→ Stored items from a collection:
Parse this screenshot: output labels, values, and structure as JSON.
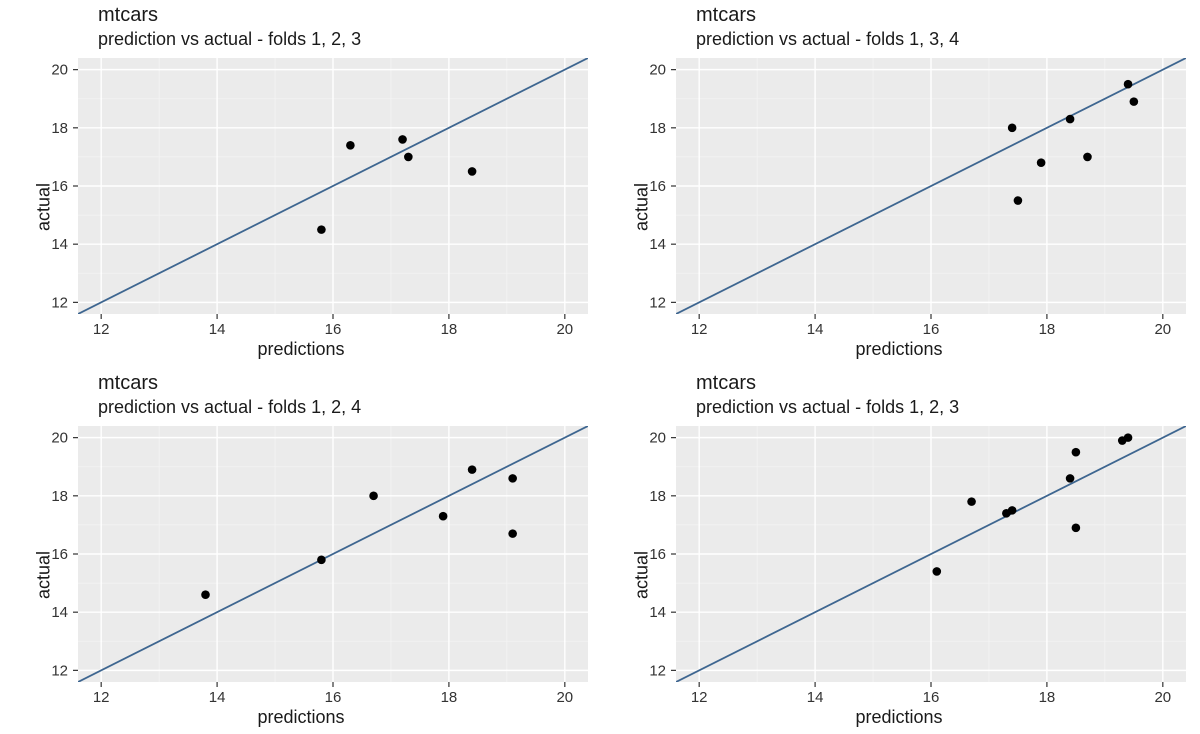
{
  "chart_data": [
    {
      "type": "scatter",
      "title": "mtcars",
      "subtitle": "prediction vs actual - folds 1, 2, 3",
      "xlabel": "predictions",
      "ylabel": "actual",
      "xlim": [
        11.6,
        20.4
      ],
      "ylim": [
        11.6,
        20.4
      ],
      "x_ticks": [
        12,
        14,
        16,
        18,
        20
      ],
      "y_ticks": [
        12,
        14,
        16,
        18,
        20
      ],
      "abline": {
        "slope": 1,
        "intercept": 0
      },
      "points": [
        {
          "x": 15.8,
          "y": 14.5
        },
        {
          "x": 16.3,
          "y": 17.4
        },
        {
          "x": 17.2,
          "y": 17.6
        },
        {
          "x": 17.3,
          "y": 17.0
        },
        {
          "x": 18.4,
          "y": 16.5
        }
      ]
    },
    {
      "type": "scatter",
      "title": "mtcars",
      "subtitle": "prediction vs actual - folds 1, 3, 4",
      "xlabel": "predictions",
      "ylabel": "actual",
      "xlim": [
        11.6,
        20.4
      ],
      "ylim": [
        11.6,
        20.4
      ],
      "x_ticks": [
        12,
        14,
        16,
        18,
        20
      ],
      "y_ticks": [
        12,
        14,
        16,
        18,
        20
      ],
      "abline": {
        "slope": 1,
        "intercept": 0
      },
      "points": [
        {
          "x": 17.4,
          "y": 18.0
        },
        {
          "x": 17.5,
          "y": 15.5
        },
        {
          "x": 17.9,
          "y": 16.8
        },
        {
          "x": 18.4,
          "y": 18.3
        },
        {
          "x": 18.7,
          "y": 17.0
        },
        {
          "x": 19.4,
          "y": 19.5
        },
        {
          "x": 19.5,
          "y": 18.9
        }
      ]
    },
    {
      "type": "scatter",
      "title": "mtcars",
      "subtitle": "prediction vs actual - folds 1, 2, 4",
      "xlabel": "predictions",
      "ylabel": "actual",
      "xlim": [
        11.6,
        20.4
      ],
      "ylim": [
        11.6,
        20.4
      ],
      "x_ticks": [
        12,
        14,
        16,
        18,
        20
      ],
      "y_ticks": [
        12,
        14,
        16,
        18,
        20
      ],
      "abline": {
        "slope": 1,
        "intercept": 0
      },
      "points": [
        {
          "x": 13.8,
          "y": 14.6
        },
        {
          "x": 15.8,
          "y": 15.8
        },
        {
          "x": 16.7,
          "y": 18.0
        },
        {
          "x": 17.9,
          "y": 17.3
        },
        {
          "x": 18.4,
          "y": 18.9
        },
        {
          "x": 19.1,
          "y": 18.6
        },
        {
          "x": 19.1,
          "y": 16.7
        }
      ]
    },
    {
      "type": "scatter",
      "title": "mtcars",
      "subtitle": "prediction vs actual - folds 1, 2, 3",
      "xlabel": "predictions",
      "ylabel": "actual",
      "xlim": [
        11.6,
        20.4
      ],
      "ylim": [
        11.6,
        20.4
      ],
      "x_ticks": [
        12,
        14,
        16,
        18,
        20
      ],
      "y_ticks": [
        12,
        14,
        16,
        18,
        20
      ],
      "abline": {
        "slope": 1,
        "intercept": 0
      },
      "points": [
        {
          "x": 16.1,
          "y": 15.4
        },
        {
          "x": 16.7,
          "y": 17.8
        },
        {
          "x": 17.3,
          "y": 17.4
        },
        {
          "x": 17.4,
          "y": 17.5
        },
        {
          "x": 18.4,
          "y": 18.6
        },
        {
          "x": 18.5,
          "y": 19.5
        },
        {
          "x": 18.5,
          "y": 16.9
        },
        {
          "x": 19.3,
          "y": 19.9
        },
        {
          "x": 19.4,
          "y": 20.0
        }
      ]
    }
  ]
}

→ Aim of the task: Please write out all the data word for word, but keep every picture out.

→ Response to the task:
Parse this screenshot: output labels, values, and structure as JSON.
{
  "chart_data": [
    {
      "type": "scatter",
      "title": "mtcars",
      "subtitle": "prediction vs actual - folds 1, 2, 3",
      "xlabel": "predictions",
      "ylabel": "actual",
      "xlim": [
        11.6,
        20.4
      ],
      "ylim": [
        11.6,
        20.4
      ],
      "x_ticks": [
        12,
        14,
        16,
        18,
        20
      ],
      "y_ticks": [
        12,
        14,
        16,
        18,
        20
      ],
      "abline": {
        "slope": 1,
        "intercept": 0
      },
      "points": [
        {
          "x": 15.8,
          "y": 14.5
        },
        {
          "x": 16.3,
          "y": 17.4
        },
        {
          "x": 17.2,
          "y": 17.6
        },
        {
          "x": 17.3,
          "y": 17.0
        },
        {
          "x": 18.4,
          "y": 16.5
        }
      ]
    },
    {
      "type": "scatter",
      "title": "mtcars",
      "subtitle": "prediction vs actual - folds 1, 3, 4",
      "xlabel": "predictions",
      "ylabel": "actual",
      "xlim": [
        11.6,
        20.4
      ],
      "ylim": [
        11.6,
        20.4
      ],
      "x_ticks": [
        12,
        14,
        16,
        18,
        20
      ],
      "y_ticks": [
        12,
        14,
        16,
        18,
        20
      ],
      "abline": {
        "slope": 1,
        "intercept": 0
      },
      "points": [
        {
          "x": 17.4,
          "y": 18.0
        },
        {
          "x": 17.5,
          "y": 15.5
        },
        {
          "x": 17.9,
          "y": 16.8
        },
        {
          "x": 18.4,
          "y": 18.3
        },
        {
          "x": 18.7,
          "y": 17.0
        },
        {
          "x": 19.4,
          "y": 19.5
        },
        {
          "x": 19.5,
          "y": 18.9
        }
      ]
    },
    {
      "type": "scatter",
      "title": "mtcars",
      "subtitle": "prediction vs actual - folds 1, 2, 4",
      "xlabel": "predictions",
      "ylabel": "actual",
      "xlim": [
        11.6,
        20.4
      ],
      "ylim": [
        11.6,
        20.4
      ],
      "x_ticks": [
        12,
        14,
        16,
        18,
        20
      ],
      "y_ticks": [
        12,
        14,
        16,
        18,
        20
      ],
      "abline": {
        "slope": 1,
        "intercept": 0
      },
      "points": [
        {
          "x": 13.8,
          "y": 14.6
        },
        {
          "x": 15.8,
          "y": 15.8
        },
        {
          "x": 16.7,
          "y": 18.0
        },
        {
          "x": 17.9,
          "y": 17.3
        },
        {
          "x": 18.4,
          "y": 18.9
        },
        {
          "x": 19.1,
          "y": 18.6
        },
        {
          "x": 19.1,
          "y": 16.7
        }
      ]
    },
    {
      "type": "scatter",
      "title": "mtcars",
      "subtitle": "prediction vs actual - folds 1, 2, 3",
      "xlabel": "predictions",
      "ylabel": "actual",
      "xlim": [
        11.6,
        20.4
      ],
      "ylim": [
        11.6,
        20.4
      ],
      "x_ticks": [
        12,
        14,
        16,
        18,
        20
      ],
      "y_ticks": [
        12,
        14,
        16,
        18,
        20
      ],
      "abline": {
        "slope": 1,
        "intercept": 0
      },
      "points": [
        {
          "x": 16.1,
          "y": 15.4
        },
        {
          "x": 16.7,
          "y": 17.8
        },
        {
          "x": 17.3,
          "y": 17.4
        },
        {
          "x": 17.4,
          "y": 17.5
        },
        {
          "x": 18.4,
          "y": 18.6
        },
        {
          "x": 18.5,
          "y": 19.5
        },
        {
          "x": 18.5,
          "y": 16.9
        },
        {
          "x": 19.3,
          "y": 19.9
        },
        {
          "x": 19.4,
          "y": 20.0
        }
      ]
    }
  ]
}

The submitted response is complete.